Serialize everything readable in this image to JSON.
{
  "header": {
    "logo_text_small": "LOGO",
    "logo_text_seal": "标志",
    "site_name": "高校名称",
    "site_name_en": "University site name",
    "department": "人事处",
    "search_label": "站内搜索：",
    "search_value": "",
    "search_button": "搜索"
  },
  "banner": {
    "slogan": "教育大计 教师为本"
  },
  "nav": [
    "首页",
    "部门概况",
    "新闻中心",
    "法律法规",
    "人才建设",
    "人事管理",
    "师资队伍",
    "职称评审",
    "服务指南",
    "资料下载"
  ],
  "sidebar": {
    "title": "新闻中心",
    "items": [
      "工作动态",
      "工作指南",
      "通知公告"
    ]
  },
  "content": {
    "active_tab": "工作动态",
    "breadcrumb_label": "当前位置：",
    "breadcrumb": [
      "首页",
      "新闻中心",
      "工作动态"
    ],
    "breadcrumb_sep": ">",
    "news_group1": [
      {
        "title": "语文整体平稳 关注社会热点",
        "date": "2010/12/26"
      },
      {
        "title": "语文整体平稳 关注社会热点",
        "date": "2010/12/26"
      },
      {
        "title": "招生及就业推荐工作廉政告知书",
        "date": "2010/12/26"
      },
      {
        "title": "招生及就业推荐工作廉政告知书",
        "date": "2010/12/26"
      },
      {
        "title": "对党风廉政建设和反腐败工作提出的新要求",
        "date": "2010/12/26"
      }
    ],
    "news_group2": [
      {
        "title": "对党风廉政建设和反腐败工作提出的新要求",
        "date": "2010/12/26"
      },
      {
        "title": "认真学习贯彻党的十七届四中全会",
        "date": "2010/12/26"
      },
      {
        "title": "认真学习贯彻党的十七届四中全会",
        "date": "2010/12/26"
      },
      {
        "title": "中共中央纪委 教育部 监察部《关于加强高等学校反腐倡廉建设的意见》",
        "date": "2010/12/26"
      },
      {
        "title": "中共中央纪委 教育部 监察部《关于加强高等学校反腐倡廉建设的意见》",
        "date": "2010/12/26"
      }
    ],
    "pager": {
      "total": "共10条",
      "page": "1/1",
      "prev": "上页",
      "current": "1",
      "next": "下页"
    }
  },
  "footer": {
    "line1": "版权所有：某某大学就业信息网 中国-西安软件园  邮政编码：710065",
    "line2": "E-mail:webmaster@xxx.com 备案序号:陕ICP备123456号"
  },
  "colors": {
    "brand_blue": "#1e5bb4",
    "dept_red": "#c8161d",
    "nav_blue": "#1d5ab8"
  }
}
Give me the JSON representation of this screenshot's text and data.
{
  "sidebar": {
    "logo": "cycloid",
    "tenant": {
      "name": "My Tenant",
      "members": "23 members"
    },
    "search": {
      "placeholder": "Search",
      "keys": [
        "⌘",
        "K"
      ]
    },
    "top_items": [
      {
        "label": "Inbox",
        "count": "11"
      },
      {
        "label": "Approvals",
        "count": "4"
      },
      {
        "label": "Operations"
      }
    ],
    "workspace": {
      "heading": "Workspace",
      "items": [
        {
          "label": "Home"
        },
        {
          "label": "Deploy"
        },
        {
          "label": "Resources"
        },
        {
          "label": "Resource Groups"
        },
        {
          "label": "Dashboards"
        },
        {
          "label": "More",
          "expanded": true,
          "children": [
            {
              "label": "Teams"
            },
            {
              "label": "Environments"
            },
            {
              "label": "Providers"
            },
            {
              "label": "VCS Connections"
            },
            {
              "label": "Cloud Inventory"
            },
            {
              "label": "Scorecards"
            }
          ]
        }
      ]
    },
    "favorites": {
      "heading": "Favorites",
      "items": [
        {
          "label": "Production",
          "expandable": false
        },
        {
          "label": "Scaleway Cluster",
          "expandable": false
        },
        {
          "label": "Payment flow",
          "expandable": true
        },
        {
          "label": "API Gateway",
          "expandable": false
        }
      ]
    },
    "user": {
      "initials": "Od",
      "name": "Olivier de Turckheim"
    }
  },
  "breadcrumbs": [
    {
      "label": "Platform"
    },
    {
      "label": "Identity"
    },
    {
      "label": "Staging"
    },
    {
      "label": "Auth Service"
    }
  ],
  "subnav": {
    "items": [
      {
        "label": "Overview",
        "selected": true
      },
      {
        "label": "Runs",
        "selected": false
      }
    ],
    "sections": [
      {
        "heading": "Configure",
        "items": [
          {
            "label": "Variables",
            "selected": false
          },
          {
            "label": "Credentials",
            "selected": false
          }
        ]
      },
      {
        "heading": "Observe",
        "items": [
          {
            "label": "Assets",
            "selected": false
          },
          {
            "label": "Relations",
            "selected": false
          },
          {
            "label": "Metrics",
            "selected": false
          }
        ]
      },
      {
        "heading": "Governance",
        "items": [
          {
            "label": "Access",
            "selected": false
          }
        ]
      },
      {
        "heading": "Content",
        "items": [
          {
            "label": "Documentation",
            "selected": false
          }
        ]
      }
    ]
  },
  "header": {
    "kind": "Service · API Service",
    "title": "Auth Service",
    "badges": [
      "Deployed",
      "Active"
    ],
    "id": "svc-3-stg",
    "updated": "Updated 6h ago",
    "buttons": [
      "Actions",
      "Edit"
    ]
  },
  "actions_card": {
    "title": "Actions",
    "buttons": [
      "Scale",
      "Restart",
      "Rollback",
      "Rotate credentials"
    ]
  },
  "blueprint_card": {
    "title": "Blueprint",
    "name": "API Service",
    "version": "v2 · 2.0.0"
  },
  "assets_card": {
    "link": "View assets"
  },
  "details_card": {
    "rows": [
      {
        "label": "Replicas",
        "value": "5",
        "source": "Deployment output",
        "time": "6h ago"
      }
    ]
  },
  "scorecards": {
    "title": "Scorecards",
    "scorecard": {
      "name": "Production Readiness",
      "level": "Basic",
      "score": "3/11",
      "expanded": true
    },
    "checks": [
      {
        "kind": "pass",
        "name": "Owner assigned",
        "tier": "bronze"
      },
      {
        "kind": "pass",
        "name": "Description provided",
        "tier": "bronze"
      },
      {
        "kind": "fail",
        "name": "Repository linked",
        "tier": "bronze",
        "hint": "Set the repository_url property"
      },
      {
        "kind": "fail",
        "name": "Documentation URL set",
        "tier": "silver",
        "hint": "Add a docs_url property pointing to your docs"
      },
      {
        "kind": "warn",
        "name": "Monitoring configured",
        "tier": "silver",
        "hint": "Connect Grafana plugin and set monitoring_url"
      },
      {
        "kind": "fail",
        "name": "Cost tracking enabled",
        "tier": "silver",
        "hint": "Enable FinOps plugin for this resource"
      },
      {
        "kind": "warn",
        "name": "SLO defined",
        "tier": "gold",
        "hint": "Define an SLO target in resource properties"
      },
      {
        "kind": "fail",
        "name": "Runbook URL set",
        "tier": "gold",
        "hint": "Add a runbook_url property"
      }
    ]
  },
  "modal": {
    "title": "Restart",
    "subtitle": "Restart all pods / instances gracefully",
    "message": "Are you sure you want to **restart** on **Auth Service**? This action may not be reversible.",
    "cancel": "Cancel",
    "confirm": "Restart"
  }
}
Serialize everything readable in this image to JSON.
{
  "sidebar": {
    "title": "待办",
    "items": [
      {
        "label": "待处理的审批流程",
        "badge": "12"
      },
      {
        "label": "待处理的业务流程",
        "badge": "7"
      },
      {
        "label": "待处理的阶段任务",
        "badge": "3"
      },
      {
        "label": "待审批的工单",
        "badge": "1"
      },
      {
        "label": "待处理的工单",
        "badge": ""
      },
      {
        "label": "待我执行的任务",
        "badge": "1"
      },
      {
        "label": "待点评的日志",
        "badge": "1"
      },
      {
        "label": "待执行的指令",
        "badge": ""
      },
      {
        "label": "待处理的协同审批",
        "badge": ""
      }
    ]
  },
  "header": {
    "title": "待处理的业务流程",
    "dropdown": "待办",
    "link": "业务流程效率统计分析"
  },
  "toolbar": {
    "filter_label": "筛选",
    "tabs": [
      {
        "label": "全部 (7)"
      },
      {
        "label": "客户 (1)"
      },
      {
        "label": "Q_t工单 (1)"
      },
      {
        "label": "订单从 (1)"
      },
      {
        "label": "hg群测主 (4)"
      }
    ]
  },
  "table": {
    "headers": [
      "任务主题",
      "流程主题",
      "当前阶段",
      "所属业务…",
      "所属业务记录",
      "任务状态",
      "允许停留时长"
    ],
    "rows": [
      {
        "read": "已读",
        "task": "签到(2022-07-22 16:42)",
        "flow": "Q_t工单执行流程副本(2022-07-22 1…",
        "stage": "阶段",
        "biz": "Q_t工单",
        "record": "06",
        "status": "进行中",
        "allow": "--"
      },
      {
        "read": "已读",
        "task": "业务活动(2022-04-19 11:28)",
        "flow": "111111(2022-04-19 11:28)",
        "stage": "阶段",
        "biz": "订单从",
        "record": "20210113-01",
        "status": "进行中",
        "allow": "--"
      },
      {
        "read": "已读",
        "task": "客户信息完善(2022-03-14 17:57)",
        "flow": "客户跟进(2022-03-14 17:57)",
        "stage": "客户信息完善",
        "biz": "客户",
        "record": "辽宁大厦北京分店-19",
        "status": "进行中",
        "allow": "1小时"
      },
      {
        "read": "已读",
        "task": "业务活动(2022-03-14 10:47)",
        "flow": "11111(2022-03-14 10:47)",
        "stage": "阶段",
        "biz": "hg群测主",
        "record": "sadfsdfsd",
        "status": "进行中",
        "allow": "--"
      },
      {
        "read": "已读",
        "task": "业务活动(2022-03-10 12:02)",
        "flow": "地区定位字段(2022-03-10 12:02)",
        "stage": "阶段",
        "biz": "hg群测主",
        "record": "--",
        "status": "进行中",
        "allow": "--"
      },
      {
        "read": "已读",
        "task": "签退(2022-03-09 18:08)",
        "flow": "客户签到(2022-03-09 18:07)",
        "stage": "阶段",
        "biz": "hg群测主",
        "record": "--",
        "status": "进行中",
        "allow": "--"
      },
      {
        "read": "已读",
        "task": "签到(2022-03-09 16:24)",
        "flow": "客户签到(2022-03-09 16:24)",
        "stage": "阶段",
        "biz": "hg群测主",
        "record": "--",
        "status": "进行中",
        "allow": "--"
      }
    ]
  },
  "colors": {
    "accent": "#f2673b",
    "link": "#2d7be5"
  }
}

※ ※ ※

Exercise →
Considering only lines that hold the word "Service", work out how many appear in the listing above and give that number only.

Answer area →
5